Though popular in Europe for decades, the UK is really only just coming round to light festivals and trails, according to Libby Battaglia, artistic director of Light Up Trails, which is running Christmas at Cowdray, an illuminated interactive walk at the Cowdray estate in the South Downs.
She said the UK was “quite behind because we’ve always had a preference for fireworks”, but added: “I think because of the environment, that’s fading away. For example, the French have had a light festival in Lyon since 1852, so they’re ahead in that way, but it is growing. And it’s probably more than likely because it’s so accessible and it appeals to lots of different generations.”
She said British festivals started in northern English cities such as Manchester, Liverpool and Leeds, and have trickled down south, with audiences more than doubling in just a few years.
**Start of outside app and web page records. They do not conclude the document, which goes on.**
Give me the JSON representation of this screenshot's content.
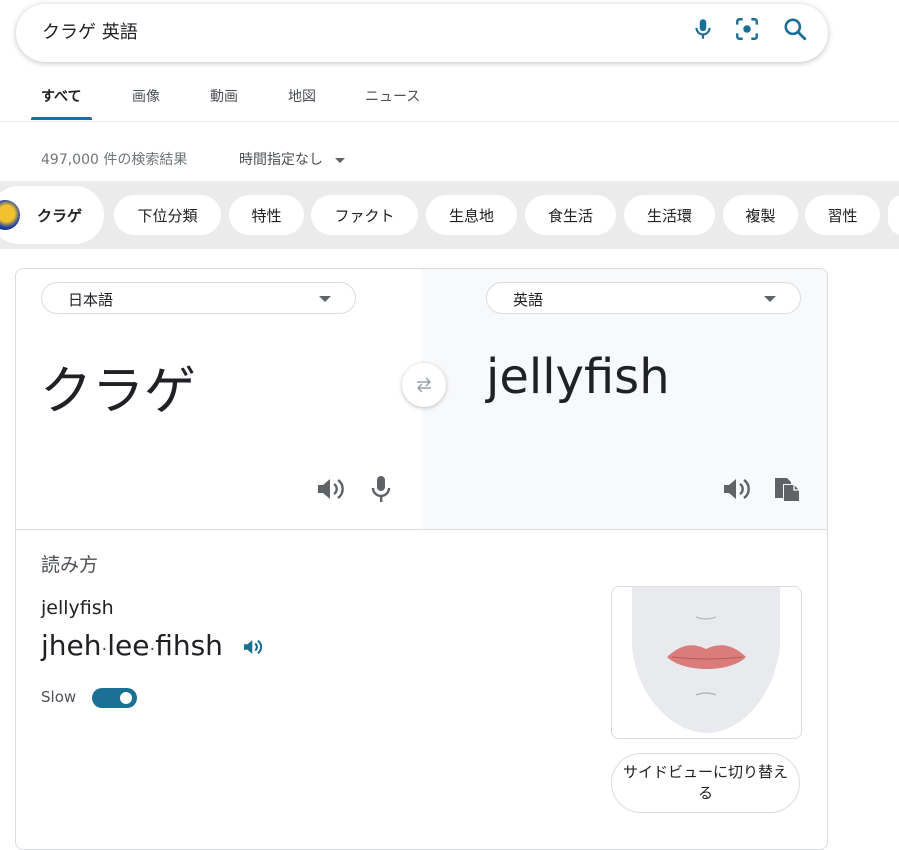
{
  "search": {
    "query": "クラゲ 英語"
  },
  "tabs": [
    {
      "label": "すべて",
      "active": true
    },
    {
      "label": "画像"
    },
    {
      "label": "動画"
    },
    {
      "label": "地図"
    },
    {
      "label": "ニュース"
    }
  ],
  "results": {
    "count_text": "497,000 件の検索結果",
    "time_filter": "時間指定なし"
  },
  "chips": {
    "main": "クラゲ",
    "items": [
      "下位分類",
      "特性",
      "ファクト",
      "生息地",
      "食生活",
      "生活環",
      "複製",
      "習性"
    ]
  },
  "translate": {
    "source_lang": "日本語",
    "target_lang": "英語",
    "source_text": "クラゲ",
    "target_text": "jellyfish"
  },
  "pronunciation": {
    "title": "読み方",
    "word": "jellyfish",
    "syllables": [
      "jheh",
      "lee",
      "fihsh"
    ],
    "slow_label": "Slow",
    "slow_on": true,
    "side_view_label": "サイドビューに切り替える"
  },
  "colors": {
    "accent": "#1a6f94",
    "chip_strip": "#ebebeb",
    "lips": "#d97c7a"
  },
  "icons": [
    "microphone-icon",
    "lens-icon",
    "search-icon",
    "swap-icon",
    "speaker-icon",
    "copy-icon"
  ]
}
Leeds’s Light Night, a free event that happens every October over two evenings, is attended by 150,000 people a year and Manchester Lightopia, a ticketed lantern festival, expects a similar number this year.
On a smaller scale, Battaglia has seen her projects grow dramatically. The Light Up Poole festival she runs has risen from 20,000 visitors to more than 50,000 in a couple of years.
Events usually take a year to plan but shortages of lorry drivers and difficulties bringing equipment from overseas has made the past couple of years a little more difficult, Battaglia said. Last year lighting that was supposed to arrive in October eventually came in February. “But all of our lighting has arrived now for this year, so we are very happy about that.”
She added: “Now we can’t wait for people to come and see.”
Credit: The Guardian - read the full press release here: https://www.theguardian.com/lifeandstyle/2021/nov/06/lightbulb-moments-stately-homes-switch-to-festive-festoons?CMP=Share_iOSApp_Other